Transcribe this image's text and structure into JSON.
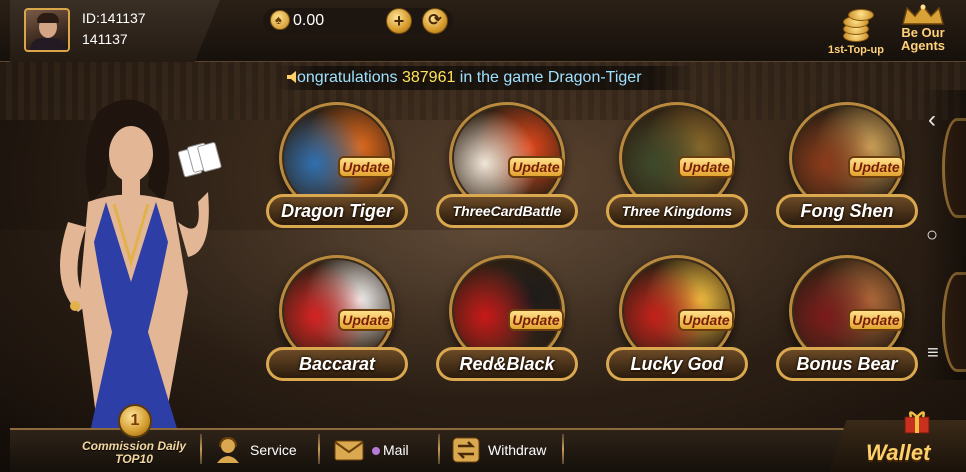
{
  "profile": {
    "id_label": "ID:141137",
    "name": "141137"
  },
  "balance": {
    "value": "0.00",
    "add_icon": "plus-icon",
    "refresh_icon": "refresh-icon"
  },
  "top_right": {
    "top_up_label": "1st-Top-up",
    "agents_label_line1": "Be Our",
    "agents_label_line2": "Agents"
  },
  "marquee": {
    "part1": "ongratulations ",
    "number": "387961",
    "part2": " in the game ",
    "game": "Dragon-Tiger"
  },
  "games": [
    {
      "name": "Dragon Tiger",
      "badge": "Update",
      "colors": [
        "#2f6fb0",
        "#e36a1c"
      ]
    },
    {
      "name": "ThreeCardBattle",
      "badge": "Update",
      "colors": [
        "#f0e6d8",
        "#e0461a"
      ]
    },
    {
      "name": "Three Kingdoms",
      "badge": "Update",
      "colors": [
        "#3d4a2a",
        "#8a6a2a"
      ]
    },
    {
      "name": "Fong Shen",
      "badge": "Update",
      "colors": [
        "#8a3a1a",
        "#cfa45a"
      ]
    },
    {
      "name": "Baccarat",
      "badge": "Update",
      "colors": [
        "#d32222",
        "#f3f3f3"
      ]
    },
    {
      "name": "Red&Black",
      "badge": "Update",
      "colors": [
        "#c81818",
        "#1a1a1a"
      ]
    },
    {
      "name": "Lucky God",
      "badge": "Update",
      "colors": [
        "#c4201a",
        "#f1c040"
      ]
    },
    {
      "name": "Bonus Bear",
      "badge": "Update",
      "colors": [
        "#7a1a1a",
        "#b06a3a"
      ]
    }
  ],
  "bottom": {
    "commission_line1": "Commission Daily",
    "commission_line2": "TOP10",
    "medal_number": "1",
    "service_label": "Service",
    "mail_label": "Mail",
    "withdraw_label": "Withdraw",
    "wallet_label": "Wallet"
  },
  "side_nav": {
    "back_glyph": "‹",
    "home_glyph": "○",
    "menu_glyph": "≡"
  }
}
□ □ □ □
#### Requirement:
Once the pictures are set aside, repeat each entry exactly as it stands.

#### Solution for this problem:
Transcribe this image's text and structure into JSON.
{
  "profile": {
    "id_label": "ID:141137",
    "name": "141137"
  },
  "balance": {
    "value": "0.00",
    "add_icon": "plus-icon",
    "refresh_icon": "refresh-icon"
  },
  "top_right": {
    "top_up_label": "1st-Top-up",
    "agents_label_line1": "Be Our",
    "agents_label_line2": "Agents"
  },
  "marquee": {
    "part1": "ongratulations ",
    "number": "387961",
    "part2": " in the game ",
    "game": "Dragon-Tiger"
  },
  "games": [
    {
      "name": "Dragon Tiger",
      "badge": "Update",
      "colors": [
        "#2f6fb0",
        "#e36a1c"
      ]
    },
    {
      "name": "ThreeCardBattle",
      "badge": "Update",
      "colors": [
        "#f0e6d8",
        "#e0461a"
      ]
    },
    {
      "name": "Three Kingdoms",
      "badge": "Update",
      "colors": [
        "#3d4a2a",
        "#8a6a2a"
      ]
    },
    {
      "name": "Fong Shen",
      "badge": "Update",
      "colors": [
        "#8a3a1a",
        "#cfa45a"
      ]
    },
    {
      "name": "Baccarat",
      "badge": "Update",
      "colors": [
        "#d32222",
        "#f3f3f3"
      ]
    },
    {
      "name": "Red&Black",
      "badge": "Update",
      "colors": [
        "#c81818",
        "#1a1a1a"
      ]
    },
    {
      "name": "Lucky God",
      "badge": "Update",
      "colors": [
        "#c4201a",
        "#f1c040"
      ]
    },
    {
      "name": "Bonus Bear",
      "badge": "Update",
      "colors": [
        "#7a1a1a",
        "#b06a3a"
      ]
    }
  ],
  "bottom": {
    "commission_line1": "Commission Daily",
    "commission_line2": "TOP10",
    "medal_number": "1",
    "service_label": "Service",
    "mail_label": "Mail",
    "withdraw_label": "Withdraw",
    "wallet_label": "Wallet"
  },
  "side_nav": {
    "back_glyph": "‹",
    "home_glyph": "○",
    "menu_glyph": "≡"
  }
}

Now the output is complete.